Task directions
All of the records below are to be output exactly; no image belongs in the result.

Entries from a dataset of interfaces:
Content starts

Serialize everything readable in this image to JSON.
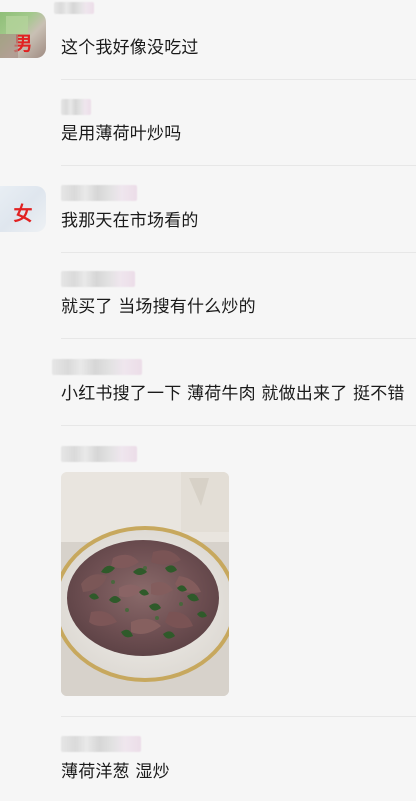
{
  "comments": [
    {
      "gender_label": "男",
      "text": "这个我好像没吃过"
    },
    {
      "text": "是用薄荷叶炒吗"
    },
    {
      "gender_label": "女",
      "text": "我那天在市场看的"
    },
    {
      "text": "就买了 当场搜有什么炒的"
    },
    {
      "text": "小红书搜了一下 薄荷牛肉 就做出来了 挺不错"
    },
    {
      "image": "stir-fried-mint-beef-photo"
    },
    {
      "text": "薄荷洋葱 湿炒"
    }
  ],
  "colors": {
    "background": "#f6f6f6",
    "text": "#1a1a1a",
    "gender_badge": "#e12222",
    "divider": "#e7e7e7"
  }
}
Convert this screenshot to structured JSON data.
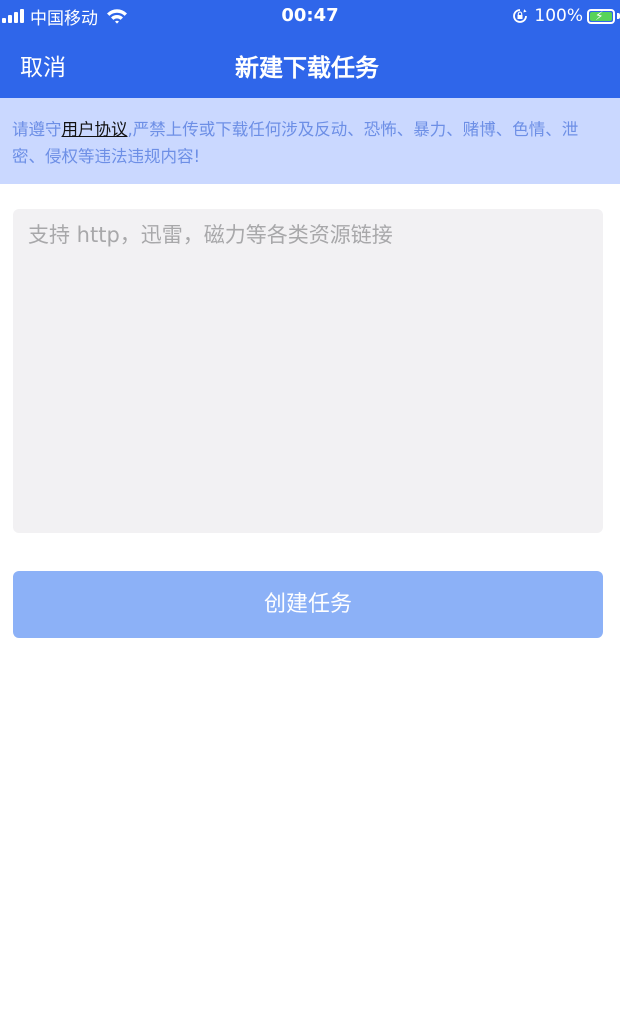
{
  "status_bar": {
    "carrier": "中国移动",
    "time": "00:47",
    "battery_percent": "100%",
    "battery_level": 1.0,
    "signal_bars": 4,
    "wifi_icon": "wifi-icon",
    "rotation_lock_icon": "rotation-lock-icon",
    "battery_color": "#58d35a"
  },
  "nav": {
    "cancel_label": "取消",
    "title": "新建下载任务",
    "background_color": "#2f66ea"
  },
  "notice": {
    "prefix": "请遵守",
    "link": "用户协议",
    "suffix": ",严禁上传或下载任何涉及反动、恐怖、暴力、赌博、色情、泄密、侵权等违法违规内容!",
    "background_color": "#cad8ff",
    "text_color": "#6d8fe6"
  },
  "input": {
    "value": "",
    "placeholder": "支持 http，迅雷，磁力等各类资源链接"
  },
  "create_button": {
    "label": "创建任务",
    "color": "#8cb1f7"
  }
}
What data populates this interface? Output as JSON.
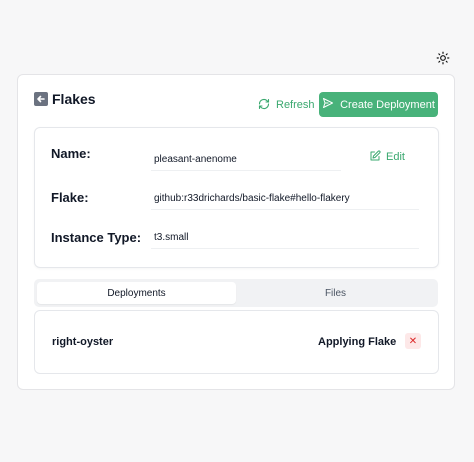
{
  "header": {
    "title": "Flakes",
    "refresh_label": "Refresh",
    "create_label": "Create Deployment"
  },
  "details": {
    "name_label": "Name:",
    "name_value": "pleasant-anenome",
    "edit_label": "Edit",
    "flake_label": "Flake:",
    "flake_value": "github:r33drichards/basic-flake#hello-flakery",
    "instance_type_label": "Instance Type:",
    "instance_type_value": "t3.small"
  },
  "tabs": [
    {
      "label": "Deployments",
      "active": true
    },
    {
      "label": "Files",
      "active": false
    }
  ],
  "deployments": [
    {
      "name": "right-oyster",
      "status": "Applying Flake",
      "action_icon": "close-icon"
    }
  ],
  "colors": {
    "accent": "#48b27a",
    "accent_text": "#3aa86f",
    "danger": "#dc2626",
    "danger_bg": "#fde8e8"
  },
  "icons": {
    "theme": "sun-icon",
    "back": "back-arrow-icon",
    "refresh": "refresh-icon",
    "create": "send-icon",
    "edit": "edit-icon"
  }
}
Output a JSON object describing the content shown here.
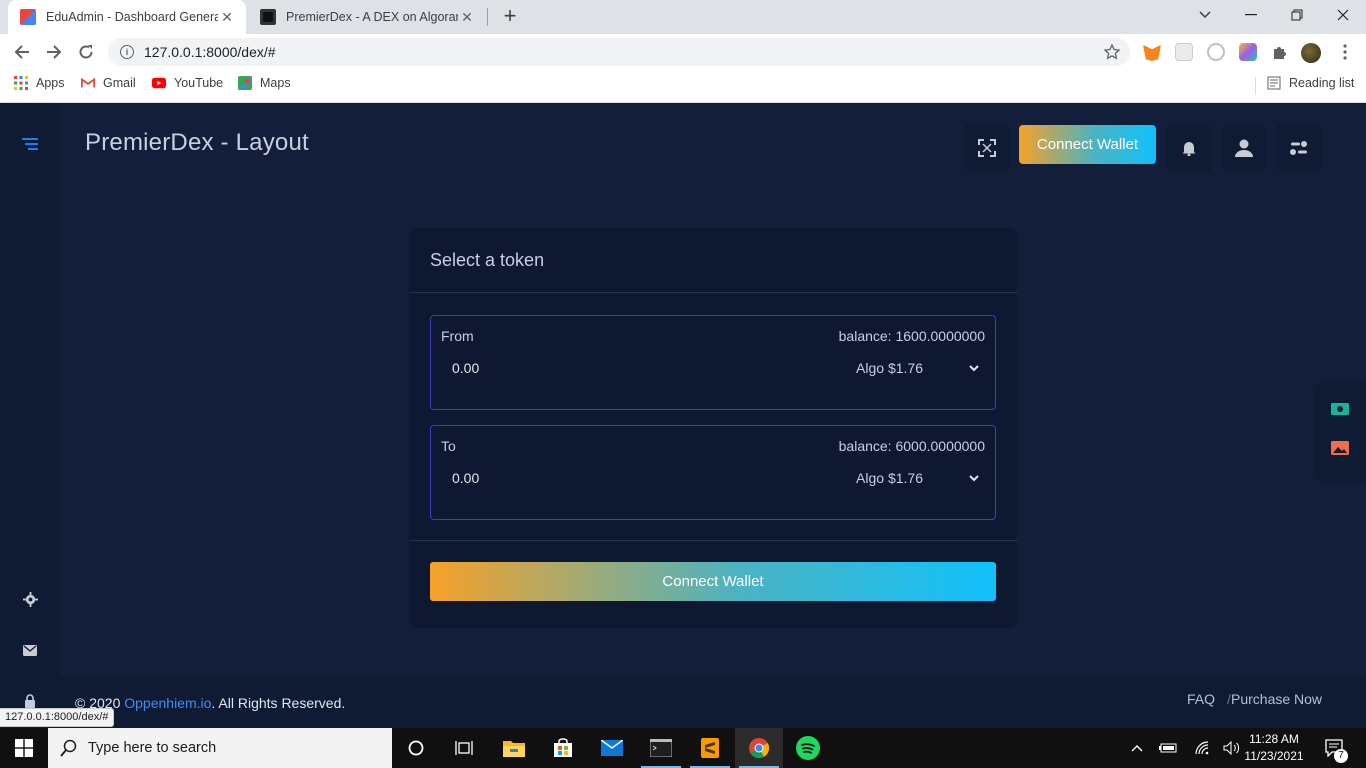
{
  "browser": {
    "tabs": [
      {
        "title": "EduAdmin - Dashboard General I",
        "active": true
      },
      {
        "title": "PremierDex - A DEX on Algorand",
        "active": false
      }
    ],
    "new_tab": "+",
    "url": "127.0.0.1:8000/dex/#",
    "bookmarks": [
      {
        "label": "Apps",
        "icon": "apps-grid-icon"
      },
      {
        "label": "Gmail",
        "icon": "gmail-icon"
      },
      {
        "label": "YouTube",
        "icon": "youtube-icon"
      },
      {
        "label": "Maps",
        "icon": "maps-icon"
      }
    ],
    "reading_list": "Reading list",
    "status_url": "127.0.0.1:8000/dex/#"
  },
  "app": {
    "title": "PremierDex - Layout",
    "header_connect": "Connect Wallet",
    "card": {
      "title": "Select a token",
      "from": {
        "label": "From",
        "balance": "balance: 1600.0000000",
        "amount": "0.00",
        "token": "Algo $1.76"
      },
      "to": {
        "label": "To",
        "balance": "balance: 6000.0000000",
        "amount": "0.00",
        "token": "Algo $1.76"
      },
      "connect": "Connect Wallet"
    },
    "footer": {
      "copyright_prefix": "© 2020 ",
      "company": "Oppenhiem.io",
      "copyright_suffix": ". All Rights Reserved.",
      "faq": "FAQ",
      "sep": "/",
      "purchase": "Purchase Now"
    },
    "colors": {
      "accent_orange": "#f7a128",
      "accent_cyan": "#11c1fb",
      "bg": "#131f3a",
      "border": "#3d3bcc"
    }
  },
  "taskbar": {
    "search_placeholder": "Type here to search",
    "time": "11:28 AM",
    "date": "11/23/2021",
    "notifications": "7"
  }
}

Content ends

Result of this exercise
Serialize everything readable in this image to JSON.
{
  "comments": [
    {
      "gender_label": "男",
      "text": "这个我好像没吃过"
    },
    {
      "text": "是用薄荷叶炒吗"
    },
    {
      "gender_label": "女",
      "text": "我那天在市场看的"
    },
    {
      "text": "就买了 当场搜有什么炒的"
    },
    {
      "text": "小红书搜了一下 薄荷牛肉 就做出来了 挺不错"
    },
    {
      "image": "stir-fried-mint-beef-photo"
    },
    {
      "text": "薄荷洋葱 湿炒"
    }
  ],
  "colors": {
    "background": "#f6f6f6",
    "text": "#1a1a1a",
    "gender_badge": "#e12222",
    "divider": "#e7e7e7"
  }
}
Convert this screenshot to structured JSON data.
{
  "status_bar": {
    "carrier": "中国移动",
    "time": "00:47",
    "battery_percent": "100%",
    "battery_level": 1.0,
    "signal_bars": 4,
    "wifi_icon": "wifi-icon",
    "rotation_lock_icon": "rotation-lock-icon",
    "battery_color": "#58d35a"
  },
  "nav": {
    "cancel_label": "取消",
    "title": "新建下载任务",
    "background_color": "#2f66ea"
  },
  "notice": {
    "prefix": "请遵守",
    "link": "用户协议",
    "suffix": ",严禁上传或下载任何涉及反动、恐怖、暴力、赌博、色情、泄密、侵权等违法违规内容!",
    "background_color": "#cad8ff",
    "text_color": "#6d8fe6"
  },
  "input": {
    "value": "",
    "placeholder": "支持 http，迅雷，磁力等各类资源链接"
  },
  "create_button": {
    "label": "创建任务",
    "color": "#8cb1f7"
  }
}
What data populates this interface? Output as JSON.
{
  "header": {
    "title": "Flakes",
    "refresh_label": "Refresh",
    "create_label": "Create Deployment"
  },
  "details": {
    "name_label": "Name:",
    "name_value": "pleasant-anenome",
    "edit_label": "Edit",
    "flake_label": "Flake:",
    "flake_value": "github:r33drichards/basic-flake#hello-flakery",
    "instance_type_label": "Instance Type:",
    "instance_type_value": "t3.small"
  },
  "tabs": [
    {
      "label": "Deployments",
      "active": true
    },
    {
      "label": "Files",
      "active": false
    }
  ],
  "deployments": [
    {
      "name": "right-oyster",
      "status": "Applying Flake",
      "action_icon": "close-icon"
    }
  ],
  "colors": {
    "accent": "#48b27a",
    "accent_text": "#3aa86f",
    "danger": "#dc2626",
    "danger_bg": "#fde8e8"
  },
  "icons": {
    "theme": "sun-icon",
    "back": "back-arrow-icon",
    "refresh": "refresh-icon",
    "create": "send-icon",
    "edit": "edit-icon"
  }
}
Output a JSON object describing the content shown here.
{
  "browser": {
    "tabs": [
      {
        "title": "EduAdmin - Dashboard General I",
        "active": true
      },
      {
        "title": "PremierDex - A DEX on Algorand",
        "active": false
      }
    ],
    "new_tab": "+",
    "url": "127.0.0.1:8000/dex/#",
    "bookmarks": [
      {
        "label": "Apps",
        "icon": "apps-grid-icon"
      },
      {
        "label": "Gmail",
        "icon": "gmail-icon"
      },
      {
        "label": "YouTube",
        "icon": "youtube-icon"
      },
      {
        "label": "Maps",
        "icon": "maps-icon"
      }
    ],
    "reading_list": "Reading list",
    "status_url": "127.0.0.1:8000/dex/#"
  },
  "app": {
    "title": "PremierDex - Layout",
    "header_connect": "Connect Wallet",
    "card": {
      "title": "Select a token",
      "from": {
        "label": "From",
        "balance": "balance: 1600.0000000",
        "amount": "0.00",
        "token": "Algo $1.76"
      },
      "to": {
        "label": "To",
        "balance": "balance: 6000.0000000",
        "amount": "0.00",
        "token": "Algo $1.76"
      },
      "connect": "Connect Wallet"
    },
    "footer": {
      "copyright_prefix": "© 2020 ",
      "company": "Oppenhiem.io",
      "copyright_suffix": ". All Rights Reserved.",
      "faq": "FAQ",
      "sep": "/",
      "purchase": "Purchase Now"
    },
    "colors": {
      "accent_orange": "#f7a128",
      "accent_cyan": "#11c1fb",
      "bg": "#131f3a",
      "border": "#3d3bcc"
    }
  },
  "taskbar": {
    "search_placeholder": "Type here to search",
    "time": "11:28 AM",
    "date": "11/23/2021",
    "notifications": "7"
  }
}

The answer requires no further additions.